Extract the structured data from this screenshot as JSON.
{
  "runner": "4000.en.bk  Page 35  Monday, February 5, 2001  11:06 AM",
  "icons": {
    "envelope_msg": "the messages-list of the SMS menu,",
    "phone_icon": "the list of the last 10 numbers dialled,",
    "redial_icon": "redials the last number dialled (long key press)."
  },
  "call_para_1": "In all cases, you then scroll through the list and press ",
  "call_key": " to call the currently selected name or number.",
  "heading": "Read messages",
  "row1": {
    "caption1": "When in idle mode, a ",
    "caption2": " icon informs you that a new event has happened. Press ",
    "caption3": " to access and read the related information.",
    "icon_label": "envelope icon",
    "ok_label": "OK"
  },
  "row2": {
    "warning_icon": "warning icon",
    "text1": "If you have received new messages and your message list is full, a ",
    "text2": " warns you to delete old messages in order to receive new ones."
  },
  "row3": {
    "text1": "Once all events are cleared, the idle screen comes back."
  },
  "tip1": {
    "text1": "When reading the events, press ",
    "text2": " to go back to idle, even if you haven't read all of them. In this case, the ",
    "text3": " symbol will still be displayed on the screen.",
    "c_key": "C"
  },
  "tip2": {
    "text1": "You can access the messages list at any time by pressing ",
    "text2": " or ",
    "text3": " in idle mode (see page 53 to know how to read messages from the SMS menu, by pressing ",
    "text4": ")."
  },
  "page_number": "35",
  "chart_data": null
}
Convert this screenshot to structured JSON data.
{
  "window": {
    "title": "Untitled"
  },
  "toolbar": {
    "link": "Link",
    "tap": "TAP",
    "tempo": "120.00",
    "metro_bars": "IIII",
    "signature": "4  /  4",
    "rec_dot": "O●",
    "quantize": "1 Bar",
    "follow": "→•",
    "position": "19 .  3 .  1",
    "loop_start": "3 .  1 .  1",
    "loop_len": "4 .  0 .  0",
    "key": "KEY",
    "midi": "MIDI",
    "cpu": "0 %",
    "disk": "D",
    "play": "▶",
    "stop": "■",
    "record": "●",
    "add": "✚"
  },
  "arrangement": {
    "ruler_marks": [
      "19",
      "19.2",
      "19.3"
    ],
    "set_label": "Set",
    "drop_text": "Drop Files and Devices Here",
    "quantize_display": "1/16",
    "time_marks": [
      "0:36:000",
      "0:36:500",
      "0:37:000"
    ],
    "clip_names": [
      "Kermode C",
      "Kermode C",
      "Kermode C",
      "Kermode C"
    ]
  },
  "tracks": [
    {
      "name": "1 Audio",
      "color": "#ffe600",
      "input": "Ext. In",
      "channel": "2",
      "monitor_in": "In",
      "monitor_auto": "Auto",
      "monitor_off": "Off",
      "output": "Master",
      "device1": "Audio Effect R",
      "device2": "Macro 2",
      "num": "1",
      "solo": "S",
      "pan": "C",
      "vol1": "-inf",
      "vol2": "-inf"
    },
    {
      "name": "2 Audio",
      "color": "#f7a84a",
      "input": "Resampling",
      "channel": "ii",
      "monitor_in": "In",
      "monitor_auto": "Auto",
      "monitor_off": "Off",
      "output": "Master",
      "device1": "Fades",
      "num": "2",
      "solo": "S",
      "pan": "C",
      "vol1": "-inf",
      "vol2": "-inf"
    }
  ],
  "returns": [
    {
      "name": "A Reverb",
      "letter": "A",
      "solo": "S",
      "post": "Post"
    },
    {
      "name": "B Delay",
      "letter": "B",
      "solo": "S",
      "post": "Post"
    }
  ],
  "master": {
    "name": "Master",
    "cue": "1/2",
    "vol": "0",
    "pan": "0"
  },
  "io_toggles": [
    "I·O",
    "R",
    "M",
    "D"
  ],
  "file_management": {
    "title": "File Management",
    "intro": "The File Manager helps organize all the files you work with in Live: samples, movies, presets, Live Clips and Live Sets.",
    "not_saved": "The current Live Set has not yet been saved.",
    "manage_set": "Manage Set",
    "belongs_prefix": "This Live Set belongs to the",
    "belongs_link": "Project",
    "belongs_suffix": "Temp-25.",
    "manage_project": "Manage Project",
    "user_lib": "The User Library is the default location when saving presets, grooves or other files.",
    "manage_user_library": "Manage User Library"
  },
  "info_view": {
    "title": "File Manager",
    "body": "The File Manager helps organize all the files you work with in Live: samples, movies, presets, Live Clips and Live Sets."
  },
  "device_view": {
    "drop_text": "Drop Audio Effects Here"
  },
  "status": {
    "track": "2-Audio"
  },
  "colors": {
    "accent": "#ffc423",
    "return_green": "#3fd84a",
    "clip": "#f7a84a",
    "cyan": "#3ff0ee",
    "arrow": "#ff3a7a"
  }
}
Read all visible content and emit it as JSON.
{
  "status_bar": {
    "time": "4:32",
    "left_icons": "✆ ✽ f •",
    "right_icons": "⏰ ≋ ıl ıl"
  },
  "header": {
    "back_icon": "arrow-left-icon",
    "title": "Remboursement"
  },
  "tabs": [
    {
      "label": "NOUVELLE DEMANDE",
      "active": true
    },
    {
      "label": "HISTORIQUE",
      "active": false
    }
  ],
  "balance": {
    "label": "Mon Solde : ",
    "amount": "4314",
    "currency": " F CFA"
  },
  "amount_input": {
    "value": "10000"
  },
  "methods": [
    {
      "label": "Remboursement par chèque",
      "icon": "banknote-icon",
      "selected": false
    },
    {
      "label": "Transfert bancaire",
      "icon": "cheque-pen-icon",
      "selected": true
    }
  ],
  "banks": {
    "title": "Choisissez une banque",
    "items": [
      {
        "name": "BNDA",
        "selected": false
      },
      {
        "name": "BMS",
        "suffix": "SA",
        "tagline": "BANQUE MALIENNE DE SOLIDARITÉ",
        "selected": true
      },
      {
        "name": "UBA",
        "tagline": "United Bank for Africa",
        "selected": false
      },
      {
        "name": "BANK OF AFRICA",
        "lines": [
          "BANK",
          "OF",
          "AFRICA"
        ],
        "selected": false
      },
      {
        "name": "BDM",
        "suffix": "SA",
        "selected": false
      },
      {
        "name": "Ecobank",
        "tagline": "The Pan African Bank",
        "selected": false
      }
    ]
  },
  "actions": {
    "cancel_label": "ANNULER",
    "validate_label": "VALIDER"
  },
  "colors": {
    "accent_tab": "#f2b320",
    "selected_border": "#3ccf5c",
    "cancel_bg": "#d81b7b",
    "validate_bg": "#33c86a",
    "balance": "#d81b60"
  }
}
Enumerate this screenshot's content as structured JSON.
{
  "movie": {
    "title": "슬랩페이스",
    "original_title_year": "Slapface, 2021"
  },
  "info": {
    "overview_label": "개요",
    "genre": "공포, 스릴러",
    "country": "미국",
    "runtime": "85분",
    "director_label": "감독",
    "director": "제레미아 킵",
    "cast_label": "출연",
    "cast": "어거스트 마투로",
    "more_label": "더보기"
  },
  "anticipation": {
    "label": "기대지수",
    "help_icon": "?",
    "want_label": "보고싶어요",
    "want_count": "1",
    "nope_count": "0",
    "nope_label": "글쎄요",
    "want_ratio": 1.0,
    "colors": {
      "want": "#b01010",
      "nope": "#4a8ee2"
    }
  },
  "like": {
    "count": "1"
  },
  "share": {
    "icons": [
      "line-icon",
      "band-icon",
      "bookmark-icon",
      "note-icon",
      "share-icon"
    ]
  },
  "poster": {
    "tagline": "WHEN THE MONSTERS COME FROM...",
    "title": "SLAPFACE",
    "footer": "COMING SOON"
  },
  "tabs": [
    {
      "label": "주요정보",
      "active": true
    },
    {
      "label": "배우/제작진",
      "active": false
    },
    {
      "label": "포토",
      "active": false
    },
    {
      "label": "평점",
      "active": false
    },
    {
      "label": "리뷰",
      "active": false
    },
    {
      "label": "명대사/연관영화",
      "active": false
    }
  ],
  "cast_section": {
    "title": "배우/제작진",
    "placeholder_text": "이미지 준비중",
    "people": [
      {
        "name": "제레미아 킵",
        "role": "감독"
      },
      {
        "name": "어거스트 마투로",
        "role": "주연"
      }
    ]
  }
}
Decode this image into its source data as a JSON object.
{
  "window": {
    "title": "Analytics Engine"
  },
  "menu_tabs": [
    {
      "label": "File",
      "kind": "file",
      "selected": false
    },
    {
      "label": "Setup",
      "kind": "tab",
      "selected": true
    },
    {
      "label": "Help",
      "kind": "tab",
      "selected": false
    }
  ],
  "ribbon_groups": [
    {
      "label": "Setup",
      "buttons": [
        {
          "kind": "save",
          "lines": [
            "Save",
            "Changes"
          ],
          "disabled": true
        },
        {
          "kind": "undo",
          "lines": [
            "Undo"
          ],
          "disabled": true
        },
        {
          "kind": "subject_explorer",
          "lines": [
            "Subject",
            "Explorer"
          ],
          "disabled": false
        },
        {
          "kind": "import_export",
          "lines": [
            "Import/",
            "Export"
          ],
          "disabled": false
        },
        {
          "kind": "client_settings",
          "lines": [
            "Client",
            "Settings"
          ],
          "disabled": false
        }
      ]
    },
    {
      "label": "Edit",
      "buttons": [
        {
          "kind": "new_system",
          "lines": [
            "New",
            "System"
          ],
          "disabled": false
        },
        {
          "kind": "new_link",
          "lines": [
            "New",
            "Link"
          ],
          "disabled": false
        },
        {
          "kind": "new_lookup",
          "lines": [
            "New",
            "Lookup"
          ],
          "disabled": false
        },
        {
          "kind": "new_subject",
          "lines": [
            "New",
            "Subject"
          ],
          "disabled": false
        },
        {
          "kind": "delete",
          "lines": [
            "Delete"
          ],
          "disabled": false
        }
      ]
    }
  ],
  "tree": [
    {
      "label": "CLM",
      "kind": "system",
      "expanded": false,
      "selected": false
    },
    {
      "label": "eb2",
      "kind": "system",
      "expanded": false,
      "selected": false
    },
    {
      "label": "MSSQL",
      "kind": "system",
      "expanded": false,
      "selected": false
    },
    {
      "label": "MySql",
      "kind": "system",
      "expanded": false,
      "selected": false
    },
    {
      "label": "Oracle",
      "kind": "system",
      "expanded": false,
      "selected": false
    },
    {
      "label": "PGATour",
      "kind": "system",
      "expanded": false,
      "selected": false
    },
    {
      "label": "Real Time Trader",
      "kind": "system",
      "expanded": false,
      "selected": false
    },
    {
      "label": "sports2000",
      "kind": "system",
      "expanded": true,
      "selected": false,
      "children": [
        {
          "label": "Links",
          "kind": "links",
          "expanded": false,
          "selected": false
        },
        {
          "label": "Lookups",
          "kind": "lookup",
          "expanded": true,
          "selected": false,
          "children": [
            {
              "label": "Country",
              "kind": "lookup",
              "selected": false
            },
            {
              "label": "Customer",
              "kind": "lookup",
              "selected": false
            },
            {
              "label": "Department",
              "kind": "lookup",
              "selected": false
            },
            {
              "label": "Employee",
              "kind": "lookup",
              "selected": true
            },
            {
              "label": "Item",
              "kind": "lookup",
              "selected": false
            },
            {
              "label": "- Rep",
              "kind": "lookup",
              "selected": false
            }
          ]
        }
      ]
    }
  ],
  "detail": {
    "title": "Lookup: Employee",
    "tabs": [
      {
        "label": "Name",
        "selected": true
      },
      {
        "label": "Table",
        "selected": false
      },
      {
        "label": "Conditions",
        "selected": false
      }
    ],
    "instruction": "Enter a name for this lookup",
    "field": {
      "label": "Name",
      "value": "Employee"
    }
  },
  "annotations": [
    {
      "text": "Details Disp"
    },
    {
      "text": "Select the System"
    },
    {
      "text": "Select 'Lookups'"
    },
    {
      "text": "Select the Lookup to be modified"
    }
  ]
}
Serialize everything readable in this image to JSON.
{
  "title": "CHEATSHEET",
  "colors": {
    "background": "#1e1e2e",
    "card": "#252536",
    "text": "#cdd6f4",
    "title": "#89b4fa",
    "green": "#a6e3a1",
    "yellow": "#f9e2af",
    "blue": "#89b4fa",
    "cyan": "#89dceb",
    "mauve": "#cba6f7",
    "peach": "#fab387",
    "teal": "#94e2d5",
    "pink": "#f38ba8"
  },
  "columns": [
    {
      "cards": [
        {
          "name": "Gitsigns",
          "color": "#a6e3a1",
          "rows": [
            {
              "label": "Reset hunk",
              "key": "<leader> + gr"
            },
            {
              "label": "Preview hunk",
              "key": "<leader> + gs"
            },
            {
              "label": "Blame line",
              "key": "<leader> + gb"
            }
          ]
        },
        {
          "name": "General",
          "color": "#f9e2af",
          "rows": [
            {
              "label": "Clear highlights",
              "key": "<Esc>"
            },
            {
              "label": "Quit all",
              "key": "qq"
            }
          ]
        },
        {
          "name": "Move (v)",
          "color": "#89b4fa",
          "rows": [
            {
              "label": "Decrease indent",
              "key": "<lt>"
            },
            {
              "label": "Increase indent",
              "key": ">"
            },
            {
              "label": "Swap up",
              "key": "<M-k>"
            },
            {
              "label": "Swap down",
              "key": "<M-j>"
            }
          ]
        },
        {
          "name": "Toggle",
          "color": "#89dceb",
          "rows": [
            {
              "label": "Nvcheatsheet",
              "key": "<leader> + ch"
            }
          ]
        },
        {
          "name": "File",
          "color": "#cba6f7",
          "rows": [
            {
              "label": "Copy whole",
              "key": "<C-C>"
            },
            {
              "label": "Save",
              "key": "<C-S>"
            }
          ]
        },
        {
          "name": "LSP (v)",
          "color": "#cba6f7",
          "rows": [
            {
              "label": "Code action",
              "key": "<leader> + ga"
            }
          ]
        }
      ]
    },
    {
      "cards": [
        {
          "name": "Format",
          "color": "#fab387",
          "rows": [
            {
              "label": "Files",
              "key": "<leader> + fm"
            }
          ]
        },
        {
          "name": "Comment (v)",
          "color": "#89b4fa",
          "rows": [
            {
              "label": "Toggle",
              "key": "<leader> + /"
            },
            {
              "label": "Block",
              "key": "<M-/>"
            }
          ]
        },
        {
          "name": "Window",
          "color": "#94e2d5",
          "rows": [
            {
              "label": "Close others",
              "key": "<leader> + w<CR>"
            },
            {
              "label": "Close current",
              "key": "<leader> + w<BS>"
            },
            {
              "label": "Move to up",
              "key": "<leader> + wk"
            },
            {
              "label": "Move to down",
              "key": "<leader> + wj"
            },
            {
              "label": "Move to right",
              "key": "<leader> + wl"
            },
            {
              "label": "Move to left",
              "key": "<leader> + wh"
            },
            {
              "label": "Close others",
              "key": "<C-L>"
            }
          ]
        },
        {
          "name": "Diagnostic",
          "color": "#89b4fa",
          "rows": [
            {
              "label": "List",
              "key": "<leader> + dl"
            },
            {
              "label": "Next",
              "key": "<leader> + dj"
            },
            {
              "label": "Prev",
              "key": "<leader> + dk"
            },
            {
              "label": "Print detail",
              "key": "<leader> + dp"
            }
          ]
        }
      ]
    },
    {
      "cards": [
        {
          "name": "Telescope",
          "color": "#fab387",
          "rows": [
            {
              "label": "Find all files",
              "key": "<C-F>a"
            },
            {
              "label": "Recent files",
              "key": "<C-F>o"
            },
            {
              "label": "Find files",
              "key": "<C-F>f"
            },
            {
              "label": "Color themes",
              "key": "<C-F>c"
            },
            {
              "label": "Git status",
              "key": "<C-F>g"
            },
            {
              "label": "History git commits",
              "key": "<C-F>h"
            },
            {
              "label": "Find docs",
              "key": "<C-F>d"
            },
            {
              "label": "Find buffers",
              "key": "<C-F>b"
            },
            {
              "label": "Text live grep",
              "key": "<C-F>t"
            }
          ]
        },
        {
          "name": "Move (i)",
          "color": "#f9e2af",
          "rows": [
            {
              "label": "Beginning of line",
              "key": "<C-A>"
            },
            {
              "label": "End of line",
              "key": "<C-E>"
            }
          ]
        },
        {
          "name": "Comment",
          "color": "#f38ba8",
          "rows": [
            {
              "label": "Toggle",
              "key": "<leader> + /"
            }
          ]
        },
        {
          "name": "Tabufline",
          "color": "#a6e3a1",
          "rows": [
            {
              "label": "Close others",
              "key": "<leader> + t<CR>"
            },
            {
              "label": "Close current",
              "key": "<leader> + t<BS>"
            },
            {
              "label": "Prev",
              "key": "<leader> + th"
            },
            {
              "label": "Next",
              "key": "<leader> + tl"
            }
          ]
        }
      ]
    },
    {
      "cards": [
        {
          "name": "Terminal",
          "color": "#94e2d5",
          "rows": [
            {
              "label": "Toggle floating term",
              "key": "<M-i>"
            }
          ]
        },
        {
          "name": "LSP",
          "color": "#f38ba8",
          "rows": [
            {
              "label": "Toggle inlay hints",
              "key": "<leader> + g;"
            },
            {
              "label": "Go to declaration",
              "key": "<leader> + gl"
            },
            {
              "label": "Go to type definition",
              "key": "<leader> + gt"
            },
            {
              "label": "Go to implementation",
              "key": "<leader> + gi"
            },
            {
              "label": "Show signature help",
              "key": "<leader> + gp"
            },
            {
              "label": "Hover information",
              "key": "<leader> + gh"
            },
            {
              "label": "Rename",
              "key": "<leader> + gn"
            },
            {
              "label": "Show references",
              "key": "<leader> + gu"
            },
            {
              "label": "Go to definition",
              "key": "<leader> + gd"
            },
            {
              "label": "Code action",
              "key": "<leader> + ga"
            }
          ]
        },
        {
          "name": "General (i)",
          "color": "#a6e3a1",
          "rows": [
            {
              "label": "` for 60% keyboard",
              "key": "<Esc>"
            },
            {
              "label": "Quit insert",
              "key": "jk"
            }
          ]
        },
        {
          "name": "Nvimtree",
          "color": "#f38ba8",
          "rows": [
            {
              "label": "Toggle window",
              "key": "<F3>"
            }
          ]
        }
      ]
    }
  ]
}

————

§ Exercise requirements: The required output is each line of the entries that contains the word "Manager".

§ Final answer:
    "intro": "The File Manager helps organize all the files you work with in Live: samples, movies, presets, Live Clips and Live Sets.",
    "title": "File Manager",
    "body": "The File Manager helps organize all the files you work with in Live: samples, movies, presets, Live Clips and Live Sets."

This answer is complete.